— WHAT THE EXERCISE ASKS —
Please return only the lines from the one showing "Parse this screenshot: output" to the end of the entries, keeping both ends and dropping every picture.

EXERCISE MATERIAL: Begin

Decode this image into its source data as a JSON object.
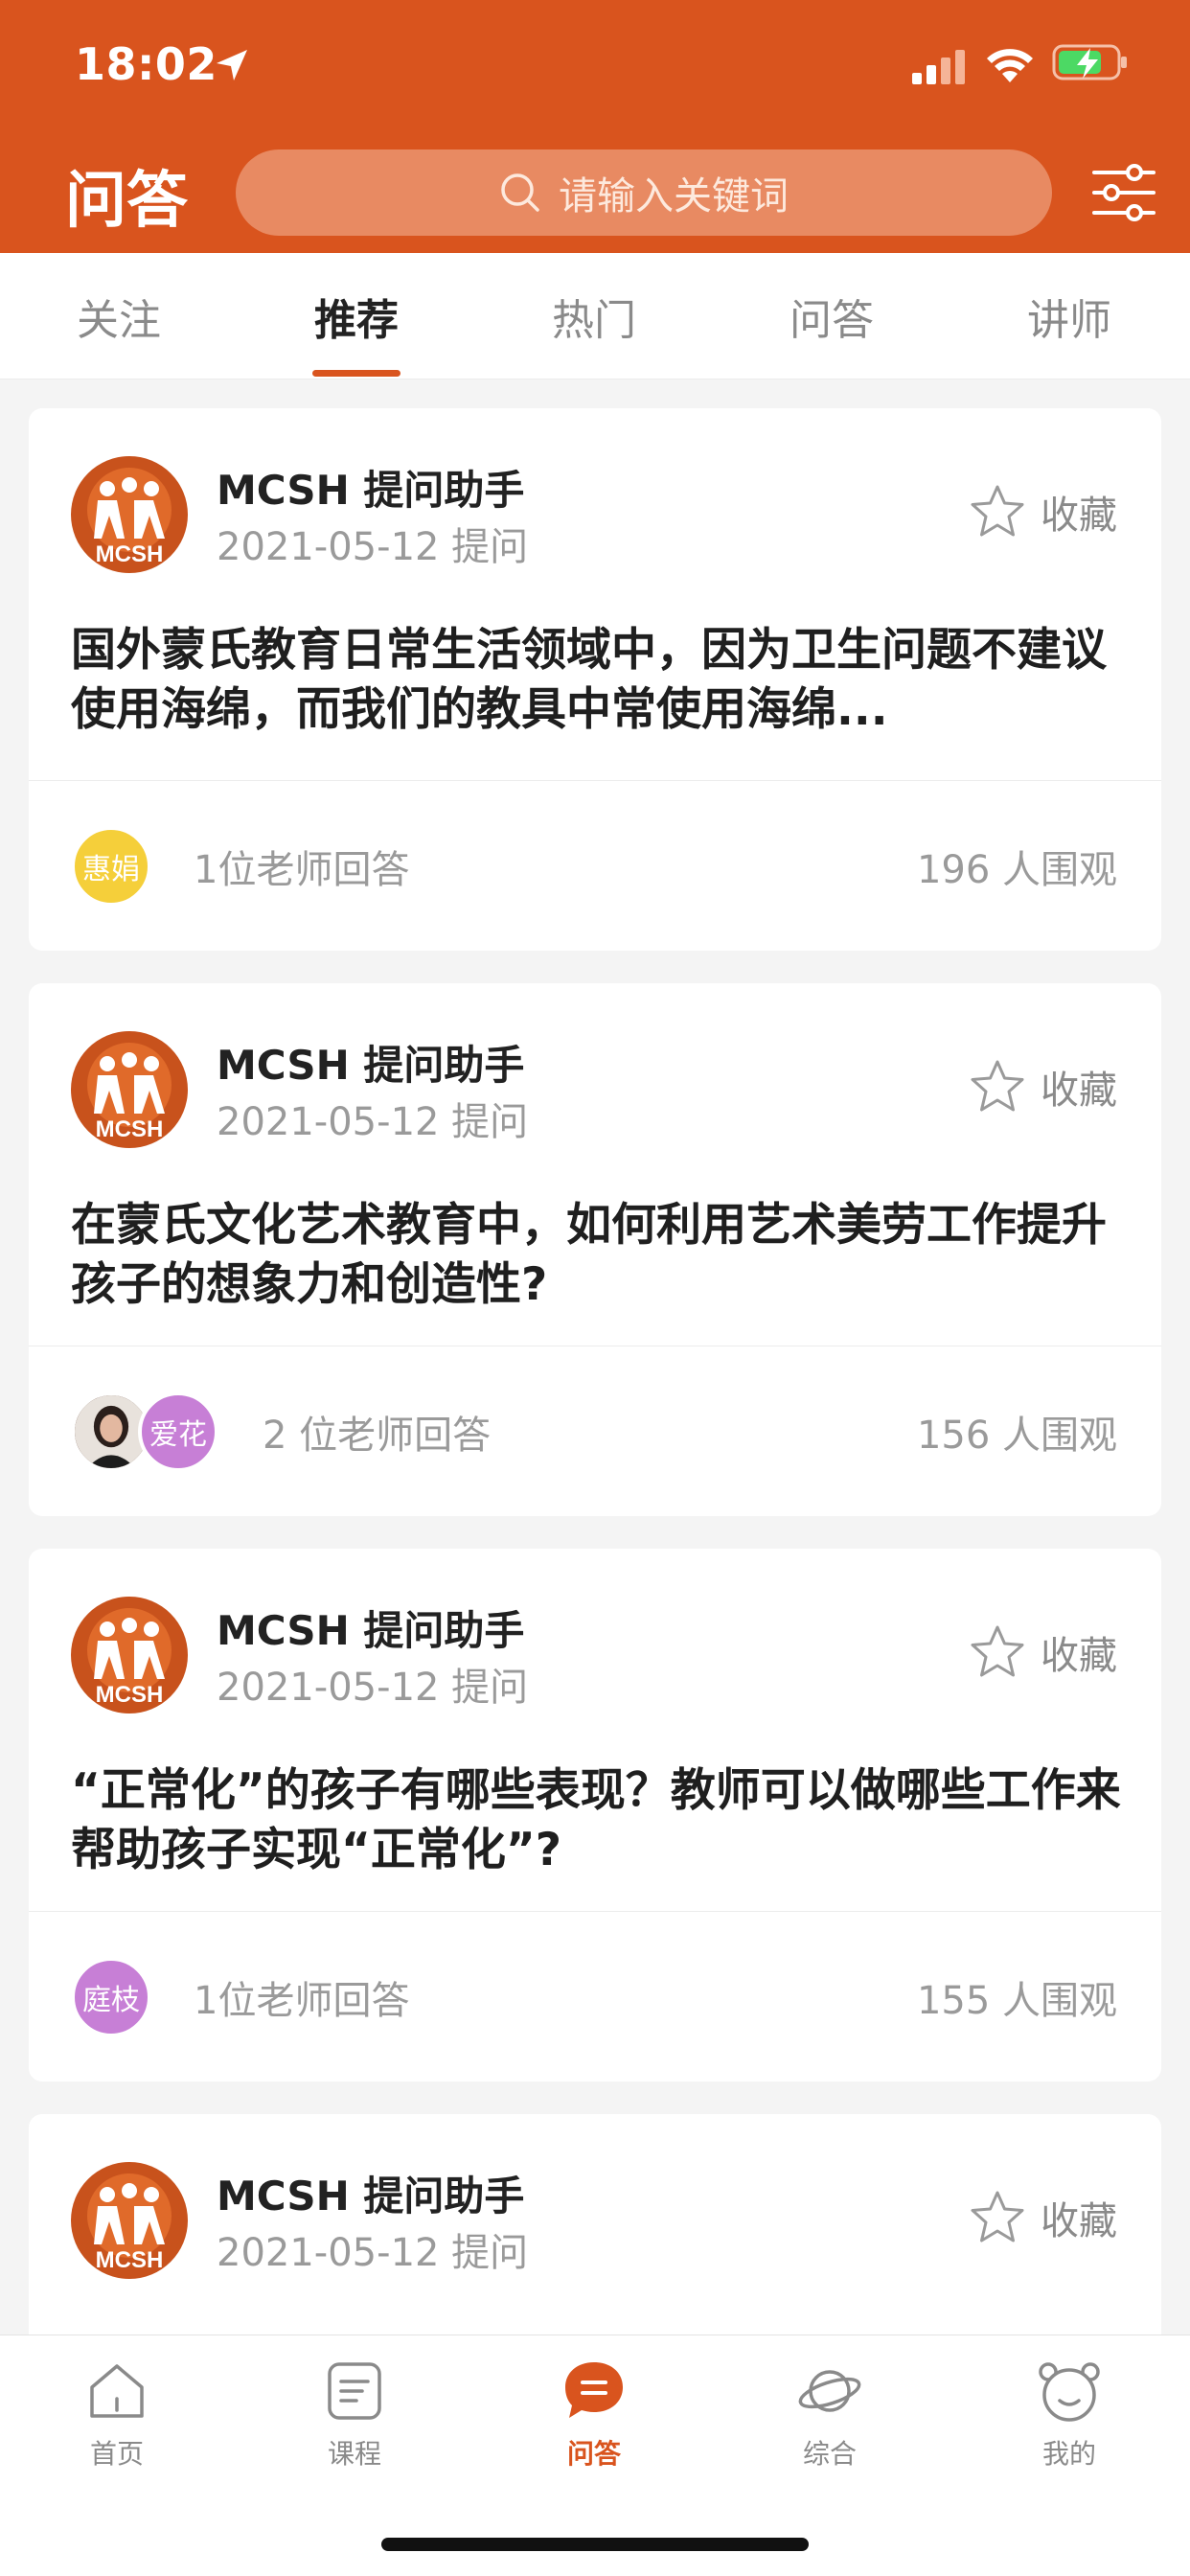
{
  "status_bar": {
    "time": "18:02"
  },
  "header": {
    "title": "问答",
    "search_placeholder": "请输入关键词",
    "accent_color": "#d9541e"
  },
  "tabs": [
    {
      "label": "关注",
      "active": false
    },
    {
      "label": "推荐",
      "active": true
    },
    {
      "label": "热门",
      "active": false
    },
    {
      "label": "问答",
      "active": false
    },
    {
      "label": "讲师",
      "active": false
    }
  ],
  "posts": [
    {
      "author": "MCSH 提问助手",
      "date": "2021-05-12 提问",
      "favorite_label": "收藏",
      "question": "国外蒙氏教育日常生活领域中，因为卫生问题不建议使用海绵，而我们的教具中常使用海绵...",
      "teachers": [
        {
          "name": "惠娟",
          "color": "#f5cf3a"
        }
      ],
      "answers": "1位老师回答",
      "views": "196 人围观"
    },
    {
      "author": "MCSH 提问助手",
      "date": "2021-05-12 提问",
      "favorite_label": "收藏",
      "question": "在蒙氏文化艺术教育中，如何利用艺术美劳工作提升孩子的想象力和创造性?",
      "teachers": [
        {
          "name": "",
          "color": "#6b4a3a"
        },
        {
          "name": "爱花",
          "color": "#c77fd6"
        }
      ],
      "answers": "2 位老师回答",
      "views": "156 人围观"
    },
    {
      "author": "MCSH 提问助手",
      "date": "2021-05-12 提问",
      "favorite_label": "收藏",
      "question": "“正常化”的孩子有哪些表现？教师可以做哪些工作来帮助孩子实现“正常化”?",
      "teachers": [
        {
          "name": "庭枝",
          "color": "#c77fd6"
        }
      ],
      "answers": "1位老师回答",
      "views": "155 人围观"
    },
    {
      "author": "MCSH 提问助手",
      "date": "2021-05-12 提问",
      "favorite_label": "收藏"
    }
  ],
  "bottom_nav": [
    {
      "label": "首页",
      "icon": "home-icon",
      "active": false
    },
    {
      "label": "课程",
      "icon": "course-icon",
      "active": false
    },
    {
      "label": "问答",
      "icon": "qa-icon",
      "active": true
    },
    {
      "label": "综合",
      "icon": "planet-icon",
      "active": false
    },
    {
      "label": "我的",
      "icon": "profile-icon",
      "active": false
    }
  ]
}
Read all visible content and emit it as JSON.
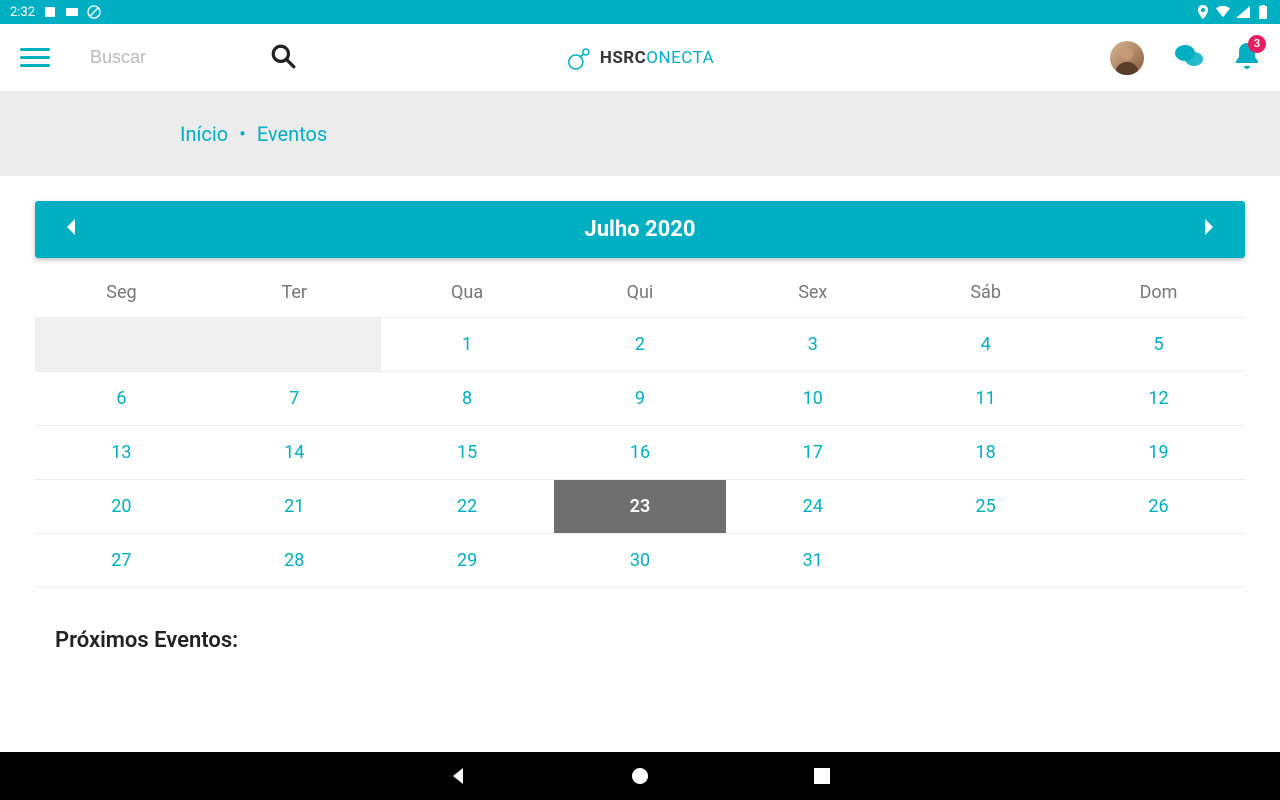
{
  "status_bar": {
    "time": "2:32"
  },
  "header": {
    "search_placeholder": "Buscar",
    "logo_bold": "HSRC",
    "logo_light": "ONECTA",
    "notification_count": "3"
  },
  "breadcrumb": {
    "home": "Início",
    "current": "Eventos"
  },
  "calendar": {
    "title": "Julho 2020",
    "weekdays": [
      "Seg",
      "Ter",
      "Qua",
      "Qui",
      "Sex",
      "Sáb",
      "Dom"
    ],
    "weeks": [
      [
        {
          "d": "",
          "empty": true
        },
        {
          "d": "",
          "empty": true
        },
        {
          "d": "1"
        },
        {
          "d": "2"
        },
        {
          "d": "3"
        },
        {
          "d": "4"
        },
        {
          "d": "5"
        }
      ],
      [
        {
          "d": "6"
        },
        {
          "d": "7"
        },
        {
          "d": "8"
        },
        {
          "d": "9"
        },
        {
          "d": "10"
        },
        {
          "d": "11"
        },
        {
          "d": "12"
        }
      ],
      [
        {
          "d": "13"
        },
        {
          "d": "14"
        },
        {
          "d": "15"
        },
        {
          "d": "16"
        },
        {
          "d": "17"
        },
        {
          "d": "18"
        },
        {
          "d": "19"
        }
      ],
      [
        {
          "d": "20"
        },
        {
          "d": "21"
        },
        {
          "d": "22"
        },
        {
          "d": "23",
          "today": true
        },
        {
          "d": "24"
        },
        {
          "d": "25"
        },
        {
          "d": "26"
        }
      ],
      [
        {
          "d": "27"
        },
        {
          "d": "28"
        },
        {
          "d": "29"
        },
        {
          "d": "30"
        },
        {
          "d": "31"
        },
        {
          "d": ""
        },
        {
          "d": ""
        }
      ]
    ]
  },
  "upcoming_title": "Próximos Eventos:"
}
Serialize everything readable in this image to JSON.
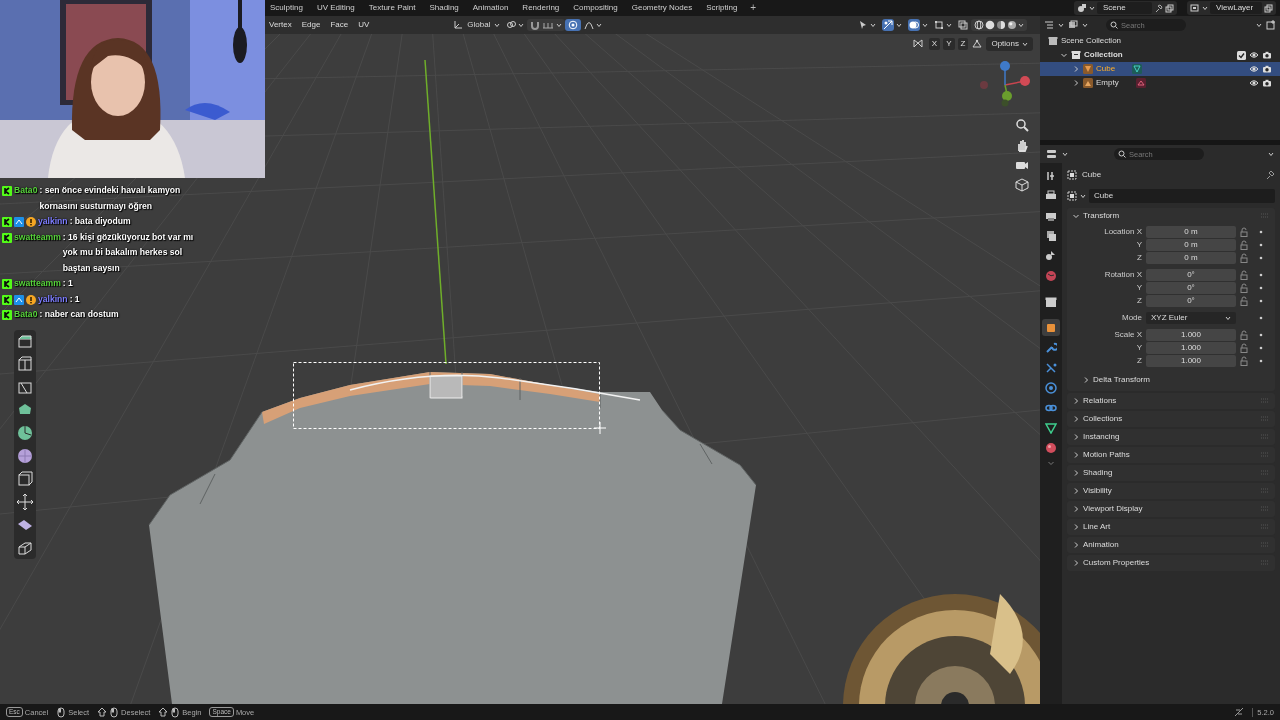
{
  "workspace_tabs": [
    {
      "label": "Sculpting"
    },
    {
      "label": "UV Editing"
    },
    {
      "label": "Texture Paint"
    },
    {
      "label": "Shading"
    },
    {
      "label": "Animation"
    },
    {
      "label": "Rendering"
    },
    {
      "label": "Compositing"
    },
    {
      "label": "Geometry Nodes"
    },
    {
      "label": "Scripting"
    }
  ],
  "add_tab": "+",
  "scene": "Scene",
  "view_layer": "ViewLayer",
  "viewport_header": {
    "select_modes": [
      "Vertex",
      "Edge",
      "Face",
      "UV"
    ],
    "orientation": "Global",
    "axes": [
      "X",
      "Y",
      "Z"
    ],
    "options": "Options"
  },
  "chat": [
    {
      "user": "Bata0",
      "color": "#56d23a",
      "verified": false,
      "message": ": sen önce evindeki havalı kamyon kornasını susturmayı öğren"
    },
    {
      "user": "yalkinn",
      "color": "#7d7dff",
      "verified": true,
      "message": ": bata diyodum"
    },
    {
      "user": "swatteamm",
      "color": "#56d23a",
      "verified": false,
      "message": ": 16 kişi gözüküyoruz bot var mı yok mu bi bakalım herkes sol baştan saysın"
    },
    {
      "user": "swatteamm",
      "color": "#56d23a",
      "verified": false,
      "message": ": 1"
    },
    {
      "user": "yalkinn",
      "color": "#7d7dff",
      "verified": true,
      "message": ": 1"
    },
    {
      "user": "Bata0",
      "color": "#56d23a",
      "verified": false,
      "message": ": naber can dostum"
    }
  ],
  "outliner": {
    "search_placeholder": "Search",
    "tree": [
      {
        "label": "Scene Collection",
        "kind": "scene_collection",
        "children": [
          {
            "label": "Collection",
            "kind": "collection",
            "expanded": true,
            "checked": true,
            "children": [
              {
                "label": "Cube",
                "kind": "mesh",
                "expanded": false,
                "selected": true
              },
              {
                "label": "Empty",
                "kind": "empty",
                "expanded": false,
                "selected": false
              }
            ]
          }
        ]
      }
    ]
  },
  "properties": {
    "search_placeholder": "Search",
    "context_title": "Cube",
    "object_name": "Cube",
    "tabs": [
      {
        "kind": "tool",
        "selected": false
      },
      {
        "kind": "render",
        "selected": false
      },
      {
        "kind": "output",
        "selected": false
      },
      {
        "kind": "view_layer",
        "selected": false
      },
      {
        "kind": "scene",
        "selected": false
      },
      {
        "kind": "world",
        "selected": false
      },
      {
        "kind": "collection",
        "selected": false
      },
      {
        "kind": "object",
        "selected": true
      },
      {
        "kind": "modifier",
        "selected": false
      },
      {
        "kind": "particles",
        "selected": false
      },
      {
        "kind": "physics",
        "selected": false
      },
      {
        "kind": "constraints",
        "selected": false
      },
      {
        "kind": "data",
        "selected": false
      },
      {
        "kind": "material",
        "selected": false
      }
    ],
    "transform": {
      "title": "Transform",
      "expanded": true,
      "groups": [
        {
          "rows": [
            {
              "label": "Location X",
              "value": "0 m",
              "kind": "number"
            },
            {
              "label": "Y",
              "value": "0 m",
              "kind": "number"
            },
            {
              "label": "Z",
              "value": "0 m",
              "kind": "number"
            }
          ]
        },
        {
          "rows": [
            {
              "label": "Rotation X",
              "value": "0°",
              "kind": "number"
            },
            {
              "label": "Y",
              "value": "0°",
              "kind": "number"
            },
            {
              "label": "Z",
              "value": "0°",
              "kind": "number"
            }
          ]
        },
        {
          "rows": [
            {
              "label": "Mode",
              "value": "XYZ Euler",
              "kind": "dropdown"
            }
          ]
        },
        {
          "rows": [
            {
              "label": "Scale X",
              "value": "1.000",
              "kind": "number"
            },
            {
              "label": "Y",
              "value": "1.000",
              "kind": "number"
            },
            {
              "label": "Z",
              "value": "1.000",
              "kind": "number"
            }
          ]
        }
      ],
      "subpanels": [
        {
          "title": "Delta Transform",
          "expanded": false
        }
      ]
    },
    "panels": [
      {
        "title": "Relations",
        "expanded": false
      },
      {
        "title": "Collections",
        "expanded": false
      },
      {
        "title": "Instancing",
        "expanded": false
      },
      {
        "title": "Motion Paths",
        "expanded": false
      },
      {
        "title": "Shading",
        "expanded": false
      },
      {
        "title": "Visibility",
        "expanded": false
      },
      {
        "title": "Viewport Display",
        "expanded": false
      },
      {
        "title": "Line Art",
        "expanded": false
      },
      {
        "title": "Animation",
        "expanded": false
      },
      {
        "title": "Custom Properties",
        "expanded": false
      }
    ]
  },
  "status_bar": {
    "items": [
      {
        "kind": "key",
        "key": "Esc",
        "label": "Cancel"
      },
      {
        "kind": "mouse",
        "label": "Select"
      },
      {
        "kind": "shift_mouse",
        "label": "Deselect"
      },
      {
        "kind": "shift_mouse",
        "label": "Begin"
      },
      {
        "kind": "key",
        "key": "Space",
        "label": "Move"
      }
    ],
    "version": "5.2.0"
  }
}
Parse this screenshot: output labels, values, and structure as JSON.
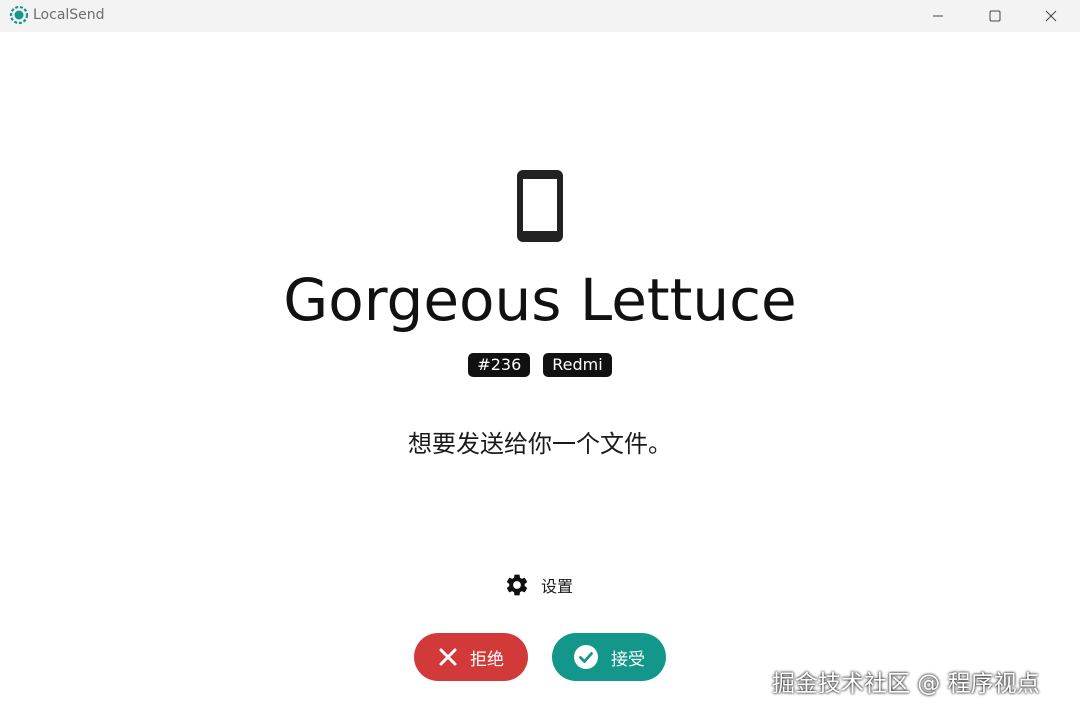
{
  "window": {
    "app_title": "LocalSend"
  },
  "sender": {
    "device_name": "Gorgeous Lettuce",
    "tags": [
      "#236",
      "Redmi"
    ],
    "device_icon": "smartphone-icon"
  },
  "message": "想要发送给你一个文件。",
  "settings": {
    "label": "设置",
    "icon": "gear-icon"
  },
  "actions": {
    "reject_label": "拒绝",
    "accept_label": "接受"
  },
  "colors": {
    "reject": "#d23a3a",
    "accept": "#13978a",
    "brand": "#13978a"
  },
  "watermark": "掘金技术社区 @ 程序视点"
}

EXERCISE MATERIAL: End

— RESPONSE FOR THIS EXERCISE —
Parse this screenshot: output labels, values, and structure as JSON.
{
  "window": {
    "app_title": "LocalSend"
  },
  "sender": {
    "device_name": "Gorgeous Lettuce",
    "tags": [
      "#236",
      "Redmi"
    ],
    "device_icon": "smartphone-icon"
  },
  "message": "想要发送给你一个文件。",
  "settings": {
    "label": "设置",
    "icon": "gear-icon"
  },
  "actions": {
    "reject_label": "拒绝",
    "accept_label": "接受"
  },
  "colors": {
    "reject": "#d23a3a",
    "accept": "#13978a",
    "brand": "#13978a"
  },
  "watermark": "掘金技术社区 @ 程序视点"
}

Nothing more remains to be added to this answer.